## [Action item]
What lines below mention the word "screenshot"? Copy each one.

********************

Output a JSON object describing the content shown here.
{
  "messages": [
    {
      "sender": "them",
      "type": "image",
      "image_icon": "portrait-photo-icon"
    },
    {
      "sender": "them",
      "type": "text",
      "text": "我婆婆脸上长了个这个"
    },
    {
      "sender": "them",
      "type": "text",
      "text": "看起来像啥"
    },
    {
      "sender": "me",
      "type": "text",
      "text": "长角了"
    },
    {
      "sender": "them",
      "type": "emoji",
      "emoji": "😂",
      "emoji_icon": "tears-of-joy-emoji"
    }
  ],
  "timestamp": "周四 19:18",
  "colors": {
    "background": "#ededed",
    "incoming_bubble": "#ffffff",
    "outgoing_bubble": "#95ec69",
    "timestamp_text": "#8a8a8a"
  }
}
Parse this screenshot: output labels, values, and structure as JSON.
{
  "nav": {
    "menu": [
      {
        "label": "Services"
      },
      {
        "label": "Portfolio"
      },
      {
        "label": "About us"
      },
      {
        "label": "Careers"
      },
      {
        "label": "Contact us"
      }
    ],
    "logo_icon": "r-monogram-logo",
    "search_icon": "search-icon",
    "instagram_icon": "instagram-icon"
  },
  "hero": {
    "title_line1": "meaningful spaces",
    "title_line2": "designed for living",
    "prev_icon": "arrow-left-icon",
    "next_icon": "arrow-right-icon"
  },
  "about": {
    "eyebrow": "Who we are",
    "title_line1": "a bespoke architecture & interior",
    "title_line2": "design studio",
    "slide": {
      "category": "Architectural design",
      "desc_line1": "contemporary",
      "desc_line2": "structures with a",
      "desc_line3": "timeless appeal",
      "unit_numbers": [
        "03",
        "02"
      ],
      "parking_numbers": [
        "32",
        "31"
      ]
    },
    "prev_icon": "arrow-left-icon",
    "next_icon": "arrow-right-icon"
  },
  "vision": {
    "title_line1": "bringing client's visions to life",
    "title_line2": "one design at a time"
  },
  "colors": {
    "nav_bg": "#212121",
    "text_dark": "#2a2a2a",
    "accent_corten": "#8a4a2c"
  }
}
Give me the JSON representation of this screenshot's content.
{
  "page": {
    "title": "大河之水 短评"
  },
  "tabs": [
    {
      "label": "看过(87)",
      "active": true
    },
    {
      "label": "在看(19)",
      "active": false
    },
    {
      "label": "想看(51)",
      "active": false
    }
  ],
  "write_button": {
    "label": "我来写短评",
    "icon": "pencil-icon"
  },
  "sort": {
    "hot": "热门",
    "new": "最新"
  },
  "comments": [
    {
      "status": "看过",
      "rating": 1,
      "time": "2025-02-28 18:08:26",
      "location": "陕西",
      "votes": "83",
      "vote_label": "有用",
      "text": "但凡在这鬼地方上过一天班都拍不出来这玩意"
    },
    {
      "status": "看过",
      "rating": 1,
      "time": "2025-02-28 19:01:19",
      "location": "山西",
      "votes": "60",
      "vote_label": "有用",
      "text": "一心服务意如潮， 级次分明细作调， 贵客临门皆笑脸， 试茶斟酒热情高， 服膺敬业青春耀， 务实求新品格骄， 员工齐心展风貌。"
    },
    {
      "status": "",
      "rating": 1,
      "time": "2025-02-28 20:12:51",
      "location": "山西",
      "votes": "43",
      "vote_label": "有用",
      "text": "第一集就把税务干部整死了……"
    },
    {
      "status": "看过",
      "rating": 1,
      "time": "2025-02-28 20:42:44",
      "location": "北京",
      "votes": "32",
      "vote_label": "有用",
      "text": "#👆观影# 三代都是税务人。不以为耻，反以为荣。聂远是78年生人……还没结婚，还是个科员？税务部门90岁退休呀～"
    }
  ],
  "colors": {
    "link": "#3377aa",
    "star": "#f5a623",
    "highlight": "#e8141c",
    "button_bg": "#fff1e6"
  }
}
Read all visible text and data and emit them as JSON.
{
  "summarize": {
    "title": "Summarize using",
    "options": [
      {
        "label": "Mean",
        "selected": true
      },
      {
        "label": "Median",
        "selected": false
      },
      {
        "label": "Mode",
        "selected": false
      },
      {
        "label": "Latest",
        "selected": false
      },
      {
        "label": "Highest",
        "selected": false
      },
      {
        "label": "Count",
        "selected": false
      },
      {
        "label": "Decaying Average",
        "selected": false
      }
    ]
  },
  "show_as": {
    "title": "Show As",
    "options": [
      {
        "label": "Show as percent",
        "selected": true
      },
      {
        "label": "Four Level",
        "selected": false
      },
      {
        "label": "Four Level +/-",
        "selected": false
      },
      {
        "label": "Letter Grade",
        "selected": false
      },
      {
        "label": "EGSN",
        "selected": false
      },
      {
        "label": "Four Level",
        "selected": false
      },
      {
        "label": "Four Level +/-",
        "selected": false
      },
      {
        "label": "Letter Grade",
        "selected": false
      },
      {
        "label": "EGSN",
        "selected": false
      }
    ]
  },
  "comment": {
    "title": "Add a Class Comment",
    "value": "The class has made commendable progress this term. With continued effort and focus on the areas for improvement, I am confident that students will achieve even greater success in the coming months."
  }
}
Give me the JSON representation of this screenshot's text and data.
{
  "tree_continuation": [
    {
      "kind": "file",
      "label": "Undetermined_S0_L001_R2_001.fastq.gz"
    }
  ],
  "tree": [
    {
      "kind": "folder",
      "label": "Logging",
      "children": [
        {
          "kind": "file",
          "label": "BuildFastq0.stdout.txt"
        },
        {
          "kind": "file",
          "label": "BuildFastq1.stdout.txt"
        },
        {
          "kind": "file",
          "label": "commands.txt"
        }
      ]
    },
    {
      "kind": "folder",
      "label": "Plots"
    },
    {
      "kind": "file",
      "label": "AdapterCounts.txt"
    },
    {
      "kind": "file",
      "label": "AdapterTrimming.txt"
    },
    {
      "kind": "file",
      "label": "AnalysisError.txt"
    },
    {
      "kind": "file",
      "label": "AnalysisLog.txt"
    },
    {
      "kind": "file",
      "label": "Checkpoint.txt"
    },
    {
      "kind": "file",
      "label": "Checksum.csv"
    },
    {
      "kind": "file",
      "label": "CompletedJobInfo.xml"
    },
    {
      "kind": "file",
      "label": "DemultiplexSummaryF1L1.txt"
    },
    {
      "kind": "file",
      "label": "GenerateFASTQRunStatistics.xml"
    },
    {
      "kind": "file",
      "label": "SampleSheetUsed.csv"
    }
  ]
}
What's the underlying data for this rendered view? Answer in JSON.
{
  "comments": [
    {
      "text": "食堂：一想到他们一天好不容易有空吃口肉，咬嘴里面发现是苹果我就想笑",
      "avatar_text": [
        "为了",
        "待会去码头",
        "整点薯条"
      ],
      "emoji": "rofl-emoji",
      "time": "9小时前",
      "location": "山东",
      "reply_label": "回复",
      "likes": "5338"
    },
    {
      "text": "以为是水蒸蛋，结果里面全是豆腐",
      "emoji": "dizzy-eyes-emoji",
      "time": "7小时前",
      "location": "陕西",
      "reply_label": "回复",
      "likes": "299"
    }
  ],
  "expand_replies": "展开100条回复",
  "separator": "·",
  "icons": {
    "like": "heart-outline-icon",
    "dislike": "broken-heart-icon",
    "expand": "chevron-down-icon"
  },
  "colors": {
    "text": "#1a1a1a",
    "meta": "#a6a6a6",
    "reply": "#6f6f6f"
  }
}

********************

## [Exercise answer]
Parse this screenshot: output labels, values, and structure as JSON.
Give me the JSON representation of this screenshot's content.
Give me the JSON representation of this screenshot's text and data.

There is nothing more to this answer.